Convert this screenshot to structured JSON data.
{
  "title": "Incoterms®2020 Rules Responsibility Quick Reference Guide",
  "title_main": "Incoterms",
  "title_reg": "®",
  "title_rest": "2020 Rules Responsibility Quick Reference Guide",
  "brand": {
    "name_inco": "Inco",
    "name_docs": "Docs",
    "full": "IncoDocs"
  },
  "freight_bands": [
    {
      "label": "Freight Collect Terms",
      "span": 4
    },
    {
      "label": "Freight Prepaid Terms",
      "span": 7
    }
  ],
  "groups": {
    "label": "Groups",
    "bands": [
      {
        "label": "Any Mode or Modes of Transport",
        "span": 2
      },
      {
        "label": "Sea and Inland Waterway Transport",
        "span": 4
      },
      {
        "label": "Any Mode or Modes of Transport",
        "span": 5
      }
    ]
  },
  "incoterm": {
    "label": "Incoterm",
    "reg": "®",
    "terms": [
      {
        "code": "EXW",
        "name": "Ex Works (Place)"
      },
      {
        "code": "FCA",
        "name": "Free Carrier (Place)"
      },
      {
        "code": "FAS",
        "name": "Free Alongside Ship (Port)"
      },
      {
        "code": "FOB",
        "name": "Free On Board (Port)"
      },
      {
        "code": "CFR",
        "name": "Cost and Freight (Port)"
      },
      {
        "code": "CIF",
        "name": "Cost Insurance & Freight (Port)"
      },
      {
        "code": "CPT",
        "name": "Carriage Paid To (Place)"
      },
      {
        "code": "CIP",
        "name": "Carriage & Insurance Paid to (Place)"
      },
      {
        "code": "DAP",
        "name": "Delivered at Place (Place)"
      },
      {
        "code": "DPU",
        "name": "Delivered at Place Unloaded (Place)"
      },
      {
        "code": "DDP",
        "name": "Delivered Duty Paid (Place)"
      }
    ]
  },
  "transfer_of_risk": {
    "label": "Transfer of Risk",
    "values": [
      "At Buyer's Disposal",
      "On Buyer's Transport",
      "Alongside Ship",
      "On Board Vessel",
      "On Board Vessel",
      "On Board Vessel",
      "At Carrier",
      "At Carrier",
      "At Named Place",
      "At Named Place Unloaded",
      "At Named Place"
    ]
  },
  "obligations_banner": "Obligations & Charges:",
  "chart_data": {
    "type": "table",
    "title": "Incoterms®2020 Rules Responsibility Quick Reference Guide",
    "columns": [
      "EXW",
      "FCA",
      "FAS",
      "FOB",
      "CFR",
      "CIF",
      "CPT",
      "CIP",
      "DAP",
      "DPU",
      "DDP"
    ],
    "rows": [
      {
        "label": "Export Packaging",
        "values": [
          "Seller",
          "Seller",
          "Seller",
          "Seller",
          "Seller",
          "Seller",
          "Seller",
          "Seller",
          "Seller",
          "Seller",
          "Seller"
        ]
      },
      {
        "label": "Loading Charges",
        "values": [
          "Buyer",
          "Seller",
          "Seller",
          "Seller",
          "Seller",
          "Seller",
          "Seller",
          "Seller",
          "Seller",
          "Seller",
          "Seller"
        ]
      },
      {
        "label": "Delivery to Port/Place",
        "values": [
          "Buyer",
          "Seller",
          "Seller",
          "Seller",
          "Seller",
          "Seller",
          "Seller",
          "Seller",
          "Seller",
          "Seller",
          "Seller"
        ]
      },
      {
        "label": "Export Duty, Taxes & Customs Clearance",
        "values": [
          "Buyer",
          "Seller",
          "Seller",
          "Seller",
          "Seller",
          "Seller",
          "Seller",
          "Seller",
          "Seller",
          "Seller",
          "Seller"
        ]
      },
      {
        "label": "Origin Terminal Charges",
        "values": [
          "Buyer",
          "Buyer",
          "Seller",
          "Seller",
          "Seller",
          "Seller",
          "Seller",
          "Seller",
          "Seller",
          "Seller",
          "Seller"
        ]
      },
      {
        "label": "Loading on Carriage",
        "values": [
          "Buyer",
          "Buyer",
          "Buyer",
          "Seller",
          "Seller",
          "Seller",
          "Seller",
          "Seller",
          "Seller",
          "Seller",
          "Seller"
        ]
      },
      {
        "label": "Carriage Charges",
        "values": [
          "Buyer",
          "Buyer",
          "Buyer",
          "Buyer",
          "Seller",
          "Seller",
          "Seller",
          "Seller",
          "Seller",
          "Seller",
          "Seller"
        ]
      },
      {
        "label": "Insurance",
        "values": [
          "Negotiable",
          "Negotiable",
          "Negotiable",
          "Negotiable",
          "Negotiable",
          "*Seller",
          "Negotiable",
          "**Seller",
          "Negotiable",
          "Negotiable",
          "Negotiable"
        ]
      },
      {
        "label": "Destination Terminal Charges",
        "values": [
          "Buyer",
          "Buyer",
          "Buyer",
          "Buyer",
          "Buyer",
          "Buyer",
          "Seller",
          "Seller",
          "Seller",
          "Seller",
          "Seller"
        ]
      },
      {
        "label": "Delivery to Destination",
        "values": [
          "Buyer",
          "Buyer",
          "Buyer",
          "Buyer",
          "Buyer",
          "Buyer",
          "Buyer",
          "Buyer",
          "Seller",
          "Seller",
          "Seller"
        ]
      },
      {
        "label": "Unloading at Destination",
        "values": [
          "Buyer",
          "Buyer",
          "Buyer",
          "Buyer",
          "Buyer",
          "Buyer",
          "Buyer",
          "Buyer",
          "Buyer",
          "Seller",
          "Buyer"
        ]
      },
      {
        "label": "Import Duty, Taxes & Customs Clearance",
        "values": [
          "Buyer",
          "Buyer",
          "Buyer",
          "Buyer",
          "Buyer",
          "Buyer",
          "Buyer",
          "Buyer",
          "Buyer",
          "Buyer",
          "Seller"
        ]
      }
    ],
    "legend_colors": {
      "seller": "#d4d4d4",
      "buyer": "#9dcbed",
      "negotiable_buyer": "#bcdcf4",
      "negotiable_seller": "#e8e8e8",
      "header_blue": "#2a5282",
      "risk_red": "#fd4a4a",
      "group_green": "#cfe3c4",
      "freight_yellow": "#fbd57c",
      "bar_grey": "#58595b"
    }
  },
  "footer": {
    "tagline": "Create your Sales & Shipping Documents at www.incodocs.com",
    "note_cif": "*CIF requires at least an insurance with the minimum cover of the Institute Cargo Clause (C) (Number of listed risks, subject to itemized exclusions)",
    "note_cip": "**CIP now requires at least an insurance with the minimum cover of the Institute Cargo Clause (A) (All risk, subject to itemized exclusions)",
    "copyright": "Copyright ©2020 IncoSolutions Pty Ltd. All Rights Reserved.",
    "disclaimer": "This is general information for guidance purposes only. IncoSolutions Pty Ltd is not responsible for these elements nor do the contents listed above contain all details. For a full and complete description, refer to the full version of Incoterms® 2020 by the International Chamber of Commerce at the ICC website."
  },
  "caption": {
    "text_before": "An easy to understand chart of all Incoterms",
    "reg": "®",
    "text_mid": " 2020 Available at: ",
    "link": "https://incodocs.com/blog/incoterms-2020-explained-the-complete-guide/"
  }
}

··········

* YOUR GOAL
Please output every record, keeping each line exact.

* SOLUTION FOR THIS TASK
Convert this screenshot to structured JSON data.
{
  "title": "Incoterms®2020 Rules Responsibility Quick Reference Guide",
  "title_main": "Incoterms",
  "title_reg": "®",
  "title_rest": "2020 Rules Responsibility Quick Reference Guide",
  "brand": {
    "name_inco": "Inco",
    "name_docs": "Docs",
    "full": "IncoDocs"
  },
  "freight_bands": [
    {
      "label": "Freight Collect Terms",
      "span": 4
    },
    {
      "label": "Freight Prepaid Terms",
      "span": 7
    }
  ],
  "groups": {
    "label": "Groups",
    "bands": [
      {
        "label": "Any Mode or Modes of Transport",
        "span": 2
      },
      {
        "label": "Sea and Inland Waterway Transport",
        "span": 4
      },
      {
        "label": "Any Mode or Modes of Transport",
        "span": 5
      }
    ]
  },
  "incoterm": {
    "label": "Incoterm",
    "reg": "®",
    "terms": [
      {
        "code": "EXW",
        "name": "Ex Works (Place)"
      },
      {
        "code": "FCA",
        "name": "Free Carrier (Place)"
      },
      {
        "code": "FAS",
        "name": "Free Alongside Ship (Port)"
      },
      {
        "code": "FOB",
        "name": "Free On Board (Port)"
      },
      {
        "code": "CFR",
        "name": "Cost and Freight (Port)"
      },
      {
        "code": "CIF",
        "name": "Cost Insurance & Freight (Port)"
      },
      {
        "code": "CPT",
        "name": "Carriage Paid To (Place)"
      },
      {
        "code": "CIP",
        "name": "Carriage & Insurance Paid to (Place)"
      },
      {
        "code": "DAP",
        "name": "Delivered at Place (Place)"
      },
      {
        "code": "DPU",
        "name": "Delivered at Place Unloaded (Place)"
      },
      {
        "code": "DDP",
        "name": "Delivered Duty Paid (Place)"
      }
    ]
  },
  "transfer_of_risk": {
    "label": "Transfer of Risk",
    "values": [
      "At Buyer's Disposal",
      "On Buyer's Transport",
      "Alongside Ship",
      "On Board Vessel",
      "On Board Vessel",
      "On Board Vessel",
      "At Carrier",
      "At Carrier",
      "At Named Place",
      "At Named Place Unloaded",
      "At Named Place"
    ]
  },
  "obligations_banner": "Obligations & Charges:",
  "chart_data": {
    "type": "table",
    "title": "Incoterms®2020 Rules Responsibility Quick Reference Guide",
    "columns": [
      "EXW",
      "FCA",
      "FAS",
      "FOB",
      "CFR",
      "CIF",
      "CPT",
      "CIP",
      "DAP",
      "DPU",
      "DDP"
    ],
    "rows": [
      {
        "label": "Export Packaging",
        "values": [
          "Seller",
          "Seller",
          "Seller",
          "Seller",
          "Seller",
          "Seller",
          "Seller",
          "Seller",
          "Seller",
          "Seller",
          "Seller"
        ]
      },
      {
        "label": "Loading Charges",
        "values": [
          "Buyer",
          "Seller",
          "Seller",
          "Seller",
          "Seller",
          "Seller",
          "Seller",
          "Seller",
          "Seller",
          "Seller",
          "Seller"
        ]
      },
      {
        "label": "Delivery to Port/Place",
        "values": [
          "Buyer",
          "Seller",
          "Seller",
          "Seller",
          "Seller",
          "Seller",
          "Seller",
          "Seller",
          "Seller",
          "Seller",
          "Seller"
        ]
      },
      {
        "label": "Export Duty, Taxes & Customs Clearance",
        "values": [
          "Buyer",
          "Seller",
          "Seller",
          "Seller",
          "Seller",
          "Seller",
          "Seller",
          "Seller",
          "Seller",
          "Seller",
          "Seller"
        ]
      },
      {
        "label": "Origin Terminal Charges",
        "values": [
          "Buyer",
          "Buyer",
          "Seller",
          "Seller",
          "Seller",
          "Seller",
          "Seller",
          "Seller",
          "Seller",
          "Seller",
          "Seller"
        ]
      },
      {
        "label": "Loading on Carriage",
        "values": [
          "Buyer",
          "Buyer",
          "Buyer",
          "Seller",
          "Seller",
          "Seller",
          "Seller",
          "Seller",
          "Seller",
          "Seller",
          "Seller"
        ]
      },
      {
        "label": "Carriage Charges",
        "values": [
          "Buyer",
          "Buyer",
          "Buyer",
          "Buyer",
          "Seller",
          "Seller",
          "Seller",
          "Seller",
          "Seller",
          "Seller",
          "Seller"
        ]
      },
      {
        "label": "Insurance",
        "values": [
          "Negotiable",
          "Negotiable",
          "Negotiable",
          "Negotiable",
          "Negotiable",
          "*Seller",
          "Negotiable",
          "**Seller",
          "Negotiable",
          "Negotiable",
          "Negotiable"
        ]
      },
      {
        "label": "Destination Terminal Charges",
        "values": [
          "Buyer",
          "Buyer",
          "Buyer",
          "Buyer",
          "Buyer",
          "Buyer",
          "Seller",
          "Seller",
          "Seller",
          "Seller",
          "Seller"
        ]
      },
      {
        "label": "Delivery to Destination",
        "values": [
          "Buyer",
          "Buyer",
          "Buyer",
          "Buyer",
          "Buyer",
          "Buyer",
          "Buyer",
          "Buyer",
          "Seller",
          "Seller",
          "Seller"
        ]
      },
      {
        "label": "Unloading at Destination",
        "values": [
          "Buyer",
          "Buyer",
          "Buyer",
          "Buyer",
          "Buyer",
          "Buyer",
          "Buyer",
          "Buyer",
          "Buyer",
          "Seller",
          "Buyer"
        ]
      },
      {
        "label": "Import Duty, Taxes & Customs Clearance",
        "values": [
          "Buyer",
          "Buyer",
          "Buyer",
          "Buyer",
          "Buyer",
          "Buyer",
          "Buyer",
          "Buyer",
          "Buyer",
          "Buyer",
          "Seller"
        ]
      }
    ],
    "legend_colors": {
      "seller": "#d4d4d4",
      "buyer": "#9dcbed",
      "negotiable_buyer": "#bcdcf4",
      "negotiable_seller": "#e8e8e8",
      "header_blue": "#2a5282",
      "risk_red": "#fd4a4a",
      "group_green": "#cfe3c4",
      "freight_yellow": "#fbd57c",
      "bar_grey": "#58595b"
    }
  },
  "footer": {
    "tagline": "Create your Sales & Shipping Documents at www.incodocs.com",
    "note_cif": "*CIF requires at least an insurance with the minimum cover of the Institute Cargo Clause (C) (Number of listed risks, subject to itemized exclusions)",
    "note_cip": "**CIP now requires at least an insurance with the minimum cover of the Institute Cargo Clause (A) (All risk, subject to itemized exclusions)",
    "copyright": "Copyright ©2020 IncoSolutions Pty Ltd. All Rights Reserved.",
    "disclaimer": "This is general information for guidance purposes only. IncoSolutions Pty Ltd is not responsible for these elements nor do the contents listed above contain all details. For a full and complete description, refer to the full version of Incoterms® 2020 by the International Chamber of Commerce at the ICC website."
  },
  "caption": {
    "text_before": "An easy to understand chart of all Incoterms",
    "reg": "®",
    "text_mid": " 2020 Available at: ",
    "link": "https://incodocs.com/blog/incoterms-2020-explained-the-complete-guide/"
  }
}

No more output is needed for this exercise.